CMS is proposing that hospitals make public their payer-specific negotiated charges for a limited set of “shoppable” services.
Hospitals and insurers have made clear their opposition to the Centers for Medicare and Medicaid Services proposed rule requiring the disclosure of their privately negotiated contract rates.
CMS is proposing that hospitals make public their payer-specific negotiated charges for a limited set of “shoppable” services or face civil monetary penalties, in a rule to go into effect on January 1, 2020. Comments were due by September 27.
Under the rule, hospitals would display payer-specific negotiated charges for at least 300 shoppable services, including 70 selected by CMS and 230 by the provider.
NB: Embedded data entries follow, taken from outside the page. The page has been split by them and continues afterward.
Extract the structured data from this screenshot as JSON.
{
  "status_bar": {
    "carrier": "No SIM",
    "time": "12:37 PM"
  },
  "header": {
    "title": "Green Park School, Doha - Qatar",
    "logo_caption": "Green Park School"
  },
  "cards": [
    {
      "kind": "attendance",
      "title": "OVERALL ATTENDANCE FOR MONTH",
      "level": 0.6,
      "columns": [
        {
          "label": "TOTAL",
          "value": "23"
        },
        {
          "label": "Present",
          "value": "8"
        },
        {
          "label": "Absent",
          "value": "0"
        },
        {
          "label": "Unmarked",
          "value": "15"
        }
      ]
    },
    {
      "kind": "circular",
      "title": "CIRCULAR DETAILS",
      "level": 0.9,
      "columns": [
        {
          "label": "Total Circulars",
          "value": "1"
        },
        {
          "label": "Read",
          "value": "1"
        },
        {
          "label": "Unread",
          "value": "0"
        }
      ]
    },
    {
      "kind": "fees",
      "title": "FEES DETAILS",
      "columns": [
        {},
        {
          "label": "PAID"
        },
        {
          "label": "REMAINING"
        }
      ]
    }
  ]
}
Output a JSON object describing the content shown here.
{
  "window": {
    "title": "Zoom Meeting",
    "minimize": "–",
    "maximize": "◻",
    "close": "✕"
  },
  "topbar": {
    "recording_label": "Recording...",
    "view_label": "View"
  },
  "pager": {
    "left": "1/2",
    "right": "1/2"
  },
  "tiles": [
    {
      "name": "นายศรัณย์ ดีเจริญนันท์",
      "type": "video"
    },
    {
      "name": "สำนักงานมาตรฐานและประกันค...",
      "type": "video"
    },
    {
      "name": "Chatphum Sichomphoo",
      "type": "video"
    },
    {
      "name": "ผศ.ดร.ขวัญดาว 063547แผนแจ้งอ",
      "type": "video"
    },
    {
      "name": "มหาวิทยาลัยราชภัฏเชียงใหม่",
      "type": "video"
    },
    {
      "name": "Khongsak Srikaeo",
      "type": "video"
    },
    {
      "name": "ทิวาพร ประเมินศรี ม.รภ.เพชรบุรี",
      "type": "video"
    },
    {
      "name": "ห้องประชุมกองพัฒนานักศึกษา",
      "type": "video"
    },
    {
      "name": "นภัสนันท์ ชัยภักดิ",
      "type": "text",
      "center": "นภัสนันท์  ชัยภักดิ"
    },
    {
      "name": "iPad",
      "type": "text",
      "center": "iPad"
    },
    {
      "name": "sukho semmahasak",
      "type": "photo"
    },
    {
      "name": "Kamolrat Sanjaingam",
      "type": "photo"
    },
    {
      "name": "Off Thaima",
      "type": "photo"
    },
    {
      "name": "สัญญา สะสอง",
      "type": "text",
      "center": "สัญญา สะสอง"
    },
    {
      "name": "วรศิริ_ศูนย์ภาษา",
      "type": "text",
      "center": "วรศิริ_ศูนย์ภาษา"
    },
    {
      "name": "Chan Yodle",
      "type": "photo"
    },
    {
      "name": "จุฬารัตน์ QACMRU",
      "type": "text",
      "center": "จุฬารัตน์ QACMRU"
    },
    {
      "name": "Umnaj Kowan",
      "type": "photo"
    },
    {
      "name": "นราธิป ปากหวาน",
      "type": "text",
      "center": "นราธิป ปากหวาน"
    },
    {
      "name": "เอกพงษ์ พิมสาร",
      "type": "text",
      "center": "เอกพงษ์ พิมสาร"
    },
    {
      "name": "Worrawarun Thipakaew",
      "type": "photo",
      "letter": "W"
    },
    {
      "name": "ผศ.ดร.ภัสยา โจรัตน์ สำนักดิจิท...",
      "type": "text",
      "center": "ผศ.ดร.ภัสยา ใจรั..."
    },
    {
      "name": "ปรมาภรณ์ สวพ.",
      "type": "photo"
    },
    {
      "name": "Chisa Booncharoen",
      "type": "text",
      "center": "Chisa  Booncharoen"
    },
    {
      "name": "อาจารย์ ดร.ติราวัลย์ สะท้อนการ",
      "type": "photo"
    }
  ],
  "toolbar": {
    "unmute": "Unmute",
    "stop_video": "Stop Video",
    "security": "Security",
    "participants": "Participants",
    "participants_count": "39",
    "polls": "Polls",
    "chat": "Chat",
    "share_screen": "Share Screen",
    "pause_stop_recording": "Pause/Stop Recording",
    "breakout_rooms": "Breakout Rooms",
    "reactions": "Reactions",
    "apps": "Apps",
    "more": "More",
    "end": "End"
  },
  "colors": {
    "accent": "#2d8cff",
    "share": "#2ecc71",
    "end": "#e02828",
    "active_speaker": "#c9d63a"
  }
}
The American Hospital Association called it the wrong approach, even though it said it supported ensuring patients have the information they need, including knowing what their expected out-of-pocket costs would be. However, the AHA said, “Instead of helping patients estimate their out-of-pocket obligations, it would introduce confusion and fuel anticompetitive behavior among commercial health insurers in an already highly-concentrated insurance industry, seriously limiting the choices available to patients.”
America’s Essential Hospitals said, “We are particularly concerned that the agency’s proposals regarding the public posting of charges, in particular the posting of negotiated rates, offer little benefit to the consumer, add substantial burden to hospitals, and pose harm to competition, potentially driving up prices.”
America’s Health Insurance plans said that forcing disclosure of privately and competitively negotiated rates will not provide consumers with information that is actionable or helpful. I
“Instead,”AHIP said, “it will hamper competitive negotiations and push healthcare prices and premiums higher for patients, consumers, businesses and taxpayers. This proposed rule also has significant implications for, and is interconnected with, other proposed rules regarding interoperability of health care data. We are concerned that unknown entities will have open access to the data, with few restrictions on how they may use it.”
WHY THIS MATTERS
CMS released the proposals on July 29 in the 2020 hospital outpatient prospective payment and ambulatory surgical center payment rule.
The rule also has three additional proposed policies that run afoul of the law, the AHA said.
Specifically, the AHA opposes completion of the phase-in of payment reductions for the hospital outpatient clinic visit in excepted off-campus provider-based departments to the “physician fee schedule equivalent” rate of 40% of the outpatient prospective payment system rate.
The AHA said the proposal “exceeds the Administration’s legal authority and should be abandoned.”
The AHA has already won a case in court on the government’s site neutral payment policy.
“On the clinic visit policy, we remind CMS that the agency was recently found by the courts to have exceeded its statutory authority when it cut the payment rate for clinic services at excepted off-campus provider-based departments,” the AHA said.
Hospitals also object to continuing the current policy that pays for separately payable drugs acquired through the 340B drug savings program at the rate of average sales price minus 22.5%.
And the AHA objects to the implementation of a prior authorization process for five categories of outpatient department services.
THE LARGER TREND
On September 17, a federal judge ruled in favor of the AHA and hospital organizations, saying CMS exceeded its statutory authority when it reduced payments for hospital outpatient services provided in off-campus provider-based departments that were grandfathered under the Bipartisan Budget Act of 2015.
The AHA, joined by the Association of American Medical Colleges and several member hospitals, had filed the lawsuit in December.
ON THE RECORD
America’s Essential Hospitals said, “These cuts deter hospitals from expanding access in communities with the most need for healthcare services and run counter to CMS’ goal of integrated, coordinated healthcare.
“Taken together, these proposals would have a chilling effect on beneficiary access to care while also increasing regulatory burden,” the AHA said.